Meanwhile, back at the Hall of Justice ...
Mom was driving home from work.
I mentioned that we lived in the middle of nowhere ... so the last leg of the drive home from work, for my mom, was an unremarkable five mile stretch of lonely country road. Uh, normally unremarkable.
Mom encountered the first in a trail of newspapers as soon as she turned down the road towards home. The trail quickly grew thicker and created a path down the side of the road that accompanied my mother as she drove along, puzzled at the spectacle. A spectacle that accompanied her for every one of the last five miles of her journey.
When she got home, she asked Sally what was going on. Sally pointed to the barn in the distance. "Jeff's collecting Spider-man comics. Karla's helping." She reported simply.
Breaking and entering, vandalism, trespassing, theft, littering ... these were but a few of our crimes. The newspapers in our landlord's barn were being stored there for a Boy Scout paper drive for charity. We had made a shambles of them. A shambles that would take many many people, many many days to clean up.
In an aforementioned previous post, I had spoken of seeing my mom at various stages of anger ... this would be the time that my mom's anger reached atomic elevations.
As my fiancée, Julie is fond of saying, "It was the 70's. Life was cheap."
Life was cheap ... and whippings happened. Well, they did.
And they were about to again.
Mom cut a switch from a tree in our front yard and proceeded to thunder like a Sherman Tank across the road towards the barn.
Karla was the first to see mom coming from her vantage point in the loft. There was no mistaking the nature of mom's gait as she marched our direction. We were in big trouble. Karla spared me only a word, "Mom!" and she was down the tree and already on her way home before I knew what was happening.
Now, we come to the reason I told that first story. I believe it's important to know about my sister Karla's fearless demeanor and stubborn defiance in the face of disciplinary action. She is and has always been unflappable. If she were a horse she would be one of those that could never be broken; always wild; always free. Discipline ... phhtt! Fear? Ha! These things didn't impact Karla's world at all.
So it was, that as little 7 year old Karla was running towards home, prepared with her youthful agility to dodge right past our mother heedless of the consequences, that her eyes came to fixate on the knife in my mom's hand. The knife that mom had used to cut a switch with which to punish us.
Mom in her anger had forgotten to put the knife down. Karla in her haste to return to the safety of home, wasn't prepared for the sight of an angry mother with knife in hand.

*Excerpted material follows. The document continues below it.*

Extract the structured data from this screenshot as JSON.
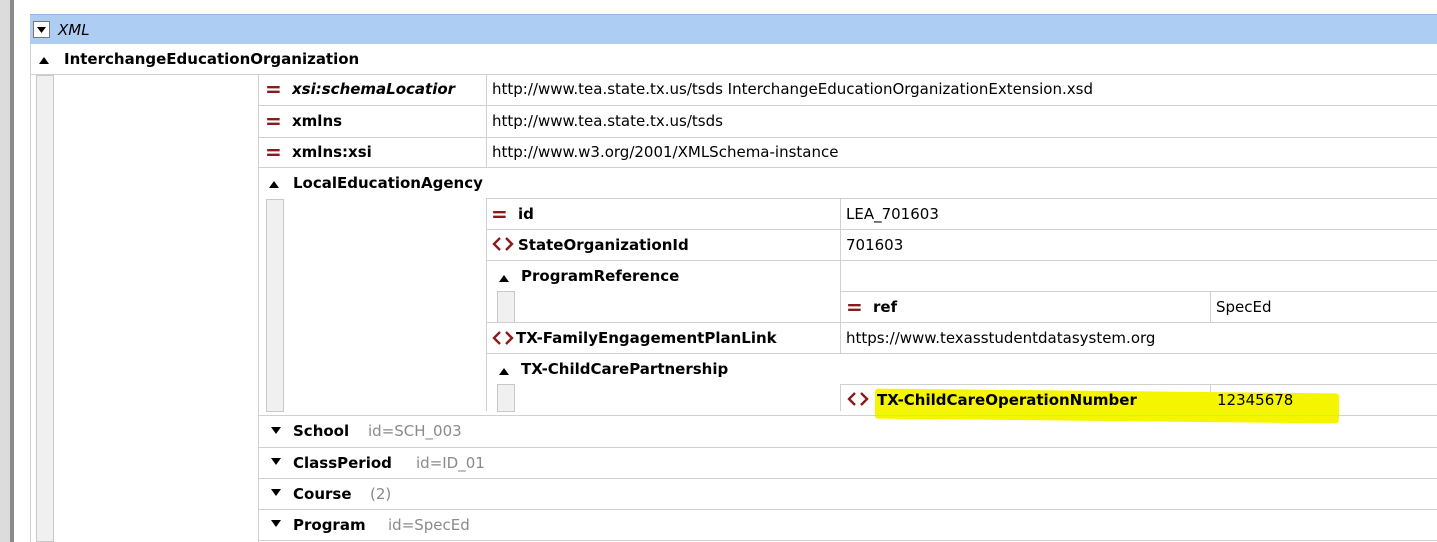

Karla turned white and fell defeated to her knees. "Please, don't KILL us, mom!" came her desperate plea.
This stopped mom dead in her tracks. For a moment nothing happened. Everything froze. Then mom's face contorted into a knot of visible struggle, like Bill Bizby's as he was about to transform into the Hulk.
Would she scream out in anger, at the thoughtlessness of our crimes? Cry at the sight of her youngest child begging for her life at the hands of her own mother? Or, laugh at the sheer absurdity of it all? In the end, her face passed out from the strain of this turmoil and fell lax. Mom let out a sigh.
"Get back to the house!" she barked. Karla was off like a rocket. I had never seen anyone run so fast.
I ... got the switch.
But, that didn't really matter. The whipping I got wasn't the real punishment, not to me. The real punishment was that I didn't get to keep the newspaper strips.
Karla and I were closer after that. She was never my "bratty" little sister again.